Northern Ireland Secretary Brandon Lewis has approved the business case for the multi-million pounds Derry City and Strabane District city deal.
Mr Lewis and Stormont Finance Minister Conor Murphy signed the deal's heads of terms on Wednesday morning.
It marked "a major milestone" towards the deal's completion, said First Minister Arlene Foster.
Through the deal, funding of £250m will be invested in the region over 15 years with hopes of creating 7,000 jobs.
It is the largest single investment made in the region with the potential to add about £210m a year to the area's economy.
Ten major projects are proposed within the deal with a focus on health and life sciences and digital industries.
What is in the city deal?
Some of the projects proposed in the deal include:
- The medical school at Ulster University's Magee campus
- The creation of a centre for industrial digitisation, robotics and automation

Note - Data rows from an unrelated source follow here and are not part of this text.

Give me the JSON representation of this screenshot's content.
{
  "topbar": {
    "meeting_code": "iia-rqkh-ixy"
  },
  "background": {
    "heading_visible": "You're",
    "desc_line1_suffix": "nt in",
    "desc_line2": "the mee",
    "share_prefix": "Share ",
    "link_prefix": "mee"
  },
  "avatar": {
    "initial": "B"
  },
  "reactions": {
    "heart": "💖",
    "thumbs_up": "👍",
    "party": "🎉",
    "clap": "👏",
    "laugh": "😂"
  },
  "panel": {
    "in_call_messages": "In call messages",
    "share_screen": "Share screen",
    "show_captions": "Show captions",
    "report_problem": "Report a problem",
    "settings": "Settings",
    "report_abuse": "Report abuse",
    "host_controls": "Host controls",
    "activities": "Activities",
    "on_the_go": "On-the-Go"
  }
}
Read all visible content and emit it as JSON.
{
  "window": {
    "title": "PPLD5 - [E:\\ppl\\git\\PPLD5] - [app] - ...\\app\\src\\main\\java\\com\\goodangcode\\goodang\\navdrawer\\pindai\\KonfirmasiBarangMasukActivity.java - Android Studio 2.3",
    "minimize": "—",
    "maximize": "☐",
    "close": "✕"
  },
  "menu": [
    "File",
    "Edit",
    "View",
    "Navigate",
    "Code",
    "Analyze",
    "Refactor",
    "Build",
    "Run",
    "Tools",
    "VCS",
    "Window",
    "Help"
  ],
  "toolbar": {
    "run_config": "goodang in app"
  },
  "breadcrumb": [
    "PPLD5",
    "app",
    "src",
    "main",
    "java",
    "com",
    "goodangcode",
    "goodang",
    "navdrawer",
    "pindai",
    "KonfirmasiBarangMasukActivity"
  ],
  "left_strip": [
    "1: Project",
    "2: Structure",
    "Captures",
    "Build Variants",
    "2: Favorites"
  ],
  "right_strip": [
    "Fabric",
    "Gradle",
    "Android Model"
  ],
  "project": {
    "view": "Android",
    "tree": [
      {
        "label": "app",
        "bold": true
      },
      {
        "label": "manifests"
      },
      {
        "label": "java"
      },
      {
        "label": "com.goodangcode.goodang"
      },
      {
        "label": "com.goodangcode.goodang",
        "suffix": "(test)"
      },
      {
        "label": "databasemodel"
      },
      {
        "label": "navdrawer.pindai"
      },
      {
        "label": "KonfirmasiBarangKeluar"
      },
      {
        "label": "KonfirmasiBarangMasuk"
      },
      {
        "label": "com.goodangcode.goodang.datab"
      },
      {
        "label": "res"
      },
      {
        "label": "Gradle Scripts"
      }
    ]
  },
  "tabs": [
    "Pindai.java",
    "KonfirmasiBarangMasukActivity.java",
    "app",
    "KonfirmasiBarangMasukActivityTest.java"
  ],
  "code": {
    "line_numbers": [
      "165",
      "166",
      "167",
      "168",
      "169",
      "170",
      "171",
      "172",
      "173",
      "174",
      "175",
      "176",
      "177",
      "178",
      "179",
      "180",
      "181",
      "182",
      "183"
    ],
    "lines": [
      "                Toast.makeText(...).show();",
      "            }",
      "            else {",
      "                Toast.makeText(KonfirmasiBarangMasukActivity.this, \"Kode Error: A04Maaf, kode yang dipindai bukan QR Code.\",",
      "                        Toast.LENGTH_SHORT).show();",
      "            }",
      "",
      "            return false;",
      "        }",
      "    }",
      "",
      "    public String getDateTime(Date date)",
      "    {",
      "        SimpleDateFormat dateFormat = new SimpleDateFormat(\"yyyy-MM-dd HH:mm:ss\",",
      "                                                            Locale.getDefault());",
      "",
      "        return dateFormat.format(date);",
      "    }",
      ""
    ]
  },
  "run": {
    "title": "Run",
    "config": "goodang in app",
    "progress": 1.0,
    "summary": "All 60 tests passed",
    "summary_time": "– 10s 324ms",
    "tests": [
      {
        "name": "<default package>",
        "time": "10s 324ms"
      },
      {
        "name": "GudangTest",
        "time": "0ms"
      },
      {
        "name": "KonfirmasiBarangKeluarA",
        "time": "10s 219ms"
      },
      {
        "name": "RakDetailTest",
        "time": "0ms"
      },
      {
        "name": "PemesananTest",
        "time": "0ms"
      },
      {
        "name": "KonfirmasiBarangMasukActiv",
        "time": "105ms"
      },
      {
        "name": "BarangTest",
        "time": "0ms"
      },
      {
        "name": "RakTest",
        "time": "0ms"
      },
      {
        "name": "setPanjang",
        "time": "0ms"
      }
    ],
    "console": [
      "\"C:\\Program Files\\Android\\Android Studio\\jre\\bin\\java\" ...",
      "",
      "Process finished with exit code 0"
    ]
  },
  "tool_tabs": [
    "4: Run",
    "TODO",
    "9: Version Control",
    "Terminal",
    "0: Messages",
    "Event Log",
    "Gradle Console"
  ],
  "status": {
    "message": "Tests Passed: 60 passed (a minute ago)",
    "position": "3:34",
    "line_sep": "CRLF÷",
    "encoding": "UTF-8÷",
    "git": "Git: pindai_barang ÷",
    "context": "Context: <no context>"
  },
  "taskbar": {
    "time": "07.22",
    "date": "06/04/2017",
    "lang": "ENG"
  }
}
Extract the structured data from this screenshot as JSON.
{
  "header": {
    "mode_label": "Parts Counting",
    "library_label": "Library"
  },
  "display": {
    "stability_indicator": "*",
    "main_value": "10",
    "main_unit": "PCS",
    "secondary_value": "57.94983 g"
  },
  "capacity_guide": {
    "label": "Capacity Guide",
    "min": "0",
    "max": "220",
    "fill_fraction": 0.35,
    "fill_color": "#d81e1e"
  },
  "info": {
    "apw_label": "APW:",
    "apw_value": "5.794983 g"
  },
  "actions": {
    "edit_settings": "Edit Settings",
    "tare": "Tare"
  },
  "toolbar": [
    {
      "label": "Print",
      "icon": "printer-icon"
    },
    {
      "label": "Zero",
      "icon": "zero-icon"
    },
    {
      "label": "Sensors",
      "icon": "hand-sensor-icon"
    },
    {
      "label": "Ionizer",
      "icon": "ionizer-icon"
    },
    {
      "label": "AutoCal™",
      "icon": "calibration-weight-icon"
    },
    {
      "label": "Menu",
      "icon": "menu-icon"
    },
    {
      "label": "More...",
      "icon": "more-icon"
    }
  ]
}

- The establishment of a cognitive analytics research laboratory
- Healthcare innovation and research projects
- A digital programme to tackle connectivity issues across the region
- Redevelopment of Derry's riverfront
- Urban regeneration projects and environmental initiatives
- Redevelopment of Strabane town centre
- Infrastructure and tourism projects
The UK and Stormont governments have each committed funding of £105m for the deal.
Another £40m is being provided by Derry City and Strabane District Council and private partners.
It has been previously confirmed £30m would fund Ulster University's new graduate entry medical school in the city.
'Hugely beneficial opportunity'
Speaking to BBC Radio Foyle, Mr Lewis said: "The money will flow over a period of years but the signing of the deal today is a legal commitment from everybody about moving forward.
"Financially it is effectively the biggest, some would argue, across the UK with the government investing £105m in capital through this package."
A significant moment as Mayor of Derry and Strabane Brian Tierney joins FM Arlene Foster, DFM Michelle O’Neill, and SoS Brandon Lewis in signing the City Deal Heads of Terms document #CityDealDLS pic.twitter.com/QpGLYp9bm3— Derry Strabane Cncl (@dcsdcouncil) February 24, 2021
Mr Lewis said this investment should not be hindered by financial pressures caused by the coronavirus pandemic and would instead help the area out of the crisis.
He added: "It is about ensuring the north-west has that hugely beneficial opportunity and it opens up for job growth in the area."
He also revealed that the UK government was speaking to Stormont departments about expanding the number of students at Ulster University's Magee campus in Derry.
A commitment was made under the New Decade New Approach deal to have 10,000 students at the site.
But concerns had been raised previously that it may not be possible due to financial issues and caps on student numbers.
First Minister Arlene Foster said the north-west was a region of "vibrancy and ambition" and that the executive "was working with the UK government, the council and a wide range of stakeholders to turn that potential into reality through collaboration and innovation".
Deputy First Minister Michelle O'Neill described the deal as a "game-changer for the regional economy, driving growth and creating opportunities for people".
She added: "There is an abundance of potential in the north west and this funding will help to harness it for the good of all."
Infrastructure Minister Nichola Mallon also welcomed the deal, but said it was "one part of the puzzle" in achieving greater investment for the region.
"Let us all now work together to make sure today becomes the catalyst to building and crucially delivering, that new tomorrow for local people," she said.
Finance Minister Conor Murphy said the deal will attract future development and investment in the region.
"These aren't stand-alone projects, these are part of a bigger investment strategy which I think can transform the north-west," Mr Murphy said.
The UK government has been involved in talks with the political parties in Northern Ireland about several city deals.
As part of its confidence-and-supply arrangement with the Democratic Unionist Party (DUP) in 2017, the government committed to work with the executive and other stakeholders on the deals to boost investment in the Northern Ireland economy.